§ **Task details**: Each entry below is to be printed verbatim.
─── Records for the task
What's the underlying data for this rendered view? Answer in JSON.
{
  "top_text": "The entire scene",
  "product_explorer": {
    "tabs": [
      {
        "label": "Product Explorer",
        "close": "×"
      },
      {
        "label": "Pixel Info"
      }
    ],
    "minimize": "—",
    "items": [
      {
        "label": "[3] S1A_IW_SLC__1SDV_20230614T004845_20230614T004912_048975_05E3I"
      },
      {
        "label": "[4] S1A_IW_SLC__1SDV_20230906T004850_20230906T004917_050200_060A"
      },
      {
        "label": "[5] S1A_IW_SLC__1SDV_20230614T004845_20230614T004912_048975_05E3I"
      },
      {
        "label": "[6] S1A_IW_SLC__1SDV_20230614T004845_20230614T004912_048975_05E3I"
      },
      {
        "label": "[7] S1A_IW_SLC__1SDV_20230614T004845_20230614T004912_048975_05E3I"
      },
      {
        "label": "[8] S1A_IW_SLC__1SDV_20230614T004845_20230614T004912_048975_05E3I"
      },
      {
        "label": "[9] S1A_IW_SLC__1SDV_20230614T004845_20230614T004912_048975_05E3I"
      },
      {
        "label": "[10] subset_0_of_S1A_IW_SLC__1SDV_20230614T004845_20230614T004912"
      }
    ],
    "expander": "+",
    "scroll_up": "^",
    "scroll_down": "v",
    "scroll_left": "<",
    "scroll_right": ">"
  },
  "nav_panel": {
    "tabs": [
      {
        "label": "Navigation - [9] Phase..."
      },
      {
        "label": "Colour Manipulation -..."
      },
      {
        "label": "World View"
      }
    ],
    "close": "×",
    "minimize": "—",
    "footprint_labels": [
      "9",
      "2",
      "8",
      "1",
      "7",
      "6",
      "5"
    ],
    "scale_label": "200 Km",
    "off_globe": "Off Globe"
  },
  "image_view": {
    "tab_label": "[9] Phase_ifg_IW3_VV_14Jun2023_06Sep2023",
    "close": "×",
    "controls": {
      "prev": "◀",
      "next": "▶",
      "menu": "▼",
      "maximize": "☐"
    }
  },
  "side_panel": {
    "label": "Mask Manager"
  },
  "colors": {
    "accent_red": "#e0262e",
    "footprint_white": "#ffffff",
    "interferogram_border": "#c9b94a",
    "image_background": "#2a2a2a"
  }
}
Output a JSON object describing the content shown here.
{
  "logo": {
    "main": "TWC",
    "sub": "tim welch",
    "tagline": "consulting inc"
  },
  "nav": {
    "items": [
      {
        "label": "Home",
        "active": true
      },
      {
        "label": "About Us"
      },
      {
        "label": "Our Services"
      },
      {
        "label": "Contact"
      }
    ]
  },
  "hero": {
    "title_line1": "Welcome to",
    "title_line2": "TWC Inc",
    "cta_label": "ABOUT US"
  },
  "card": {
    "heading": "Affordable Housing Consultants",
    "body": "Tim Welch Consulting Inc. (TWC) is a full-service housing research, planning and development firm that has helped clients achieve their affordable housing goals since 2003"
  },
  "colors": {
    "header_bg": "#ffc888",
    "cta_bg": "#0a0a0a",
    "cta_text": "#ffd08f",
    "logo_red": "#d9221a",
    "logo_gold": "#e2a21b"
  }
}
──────
§ **Your response**:
What's the underlying data for this rendered view? Answer in JSON.
{
  "top_text": "The entire scene",
  "product_explorer": {
    "tabs": [
      {
        "label": "Product Explorer",
        "close": "×"
      },
      {
        "label": "Pixel Info"
      }
    ],
    "minimize": "—",
    "items": [
      {
        "label": "[3] S1A_IW_SLC__1SDV_20230614T004845_20230614T004912_048975_05E3I"
      },
      {
        "label": "[4] S1A_IW_SLC__1SDV_20230906T004850_20230906T004917_050200_060A"
      },
      {
        "label": "[5] S1A_IW_SLC__1SDV_20230614T004845_20230614T004912_048975_05E3I"
      },
      {
        "label": "[6] S1A_IW_SLC__1SDV_20230614T004845_20230614T004912_048975_05E3I"
      },
      {
        "label": "[7] S1A_IW_SLC__1SDV_20230614T004845_20230614T004912_048975_05E3I"
      },
      {
        "label": "[8] S1A_IW_SLC__1SDV_20230614T004845_20230614T004912_048975_05E3I"
      },
      {
        "label": "[9] S1A_IW_SLC__1SDV_20230614T004845_20230614T004912_048975_05E3I"
      },
      {
        "label": "[10] subset_0_of_S1A_IW_SLC__1SDV_20230614T004845_20230614T004912"
      }
    ],
    "expander": "+",
    "scroll_up": "^",
    "scroll_down": "v",
    "scroll_left": "<",
    "scroll_right": ">"
  },
  "nav_panel": {
    "tabs": [
      {
        "label": "Navigation - [9] Phase..."
      },
      {
        "label": "Colour Manipulation -..."
      },
      {
        "label": "World View"
      }
    ],
    "close": "×",
    "minimize": "—",
    "footprint_labels": [
      "9",
      "2",
      "8",
      "1",
      "7",
      "6",
      "5"
    ],
    "scale_label": "200 Km",
    "off_globe": "Off Globe"
  },
  "image_view": {
    "tab_label": "[9] Phase_ifg_IW3_VV_14Jun2023_06Sep2023",
    "close": "×",
    "controls": {
      "prev": "◀",
      "next": "▶",
      "menu": "▼",
      "maximize": "☐"
    }
  },
  "side_panel": {
    "label": "Mask Manager"
  },
  "colors": {
    "accent_red": "#e0262e",
    "footprint_white": "#ffffff",
    "interferogram_border": "#c9b94a",
    "image_background": "#2a2a2a"
  }
}
Output a JSON object describing the content shown here.
{
  "logo": {
    "main": "TWC",
    "sub": "tim welch",
    "tagline": "consulting inc"
  },
  "nav": {
    "items": [
      {
        "label": "Home",
        "active": true
      },
      {
        "label": "About Us"
      },
      {
        "label": "Our Services"
      },
      {
        "label": "Contact"
      }
    ]
  },
  "hero": {
    "title_line1": "Welcome to",
    "title_line2": "TWC Inc",
    "cta_label": "ABOUT US"
  },
  "card": {
    "heading": "Affordable Housing Consultants",
    "body": "Tim Welch Consulting Inc. (TWC) is a full-service housing research, planning and development firm that has helped clients achieve their affordable housing goals since 2003"
  },
  "colors": {
    "header_bg": "#ffc888",
    "cta_bg": "#0a0a0a",
    "cta_text": "#ffd08f",
    "logo_red": "#d9221a",
    "logo_gold": "#e2a21b"
  }
}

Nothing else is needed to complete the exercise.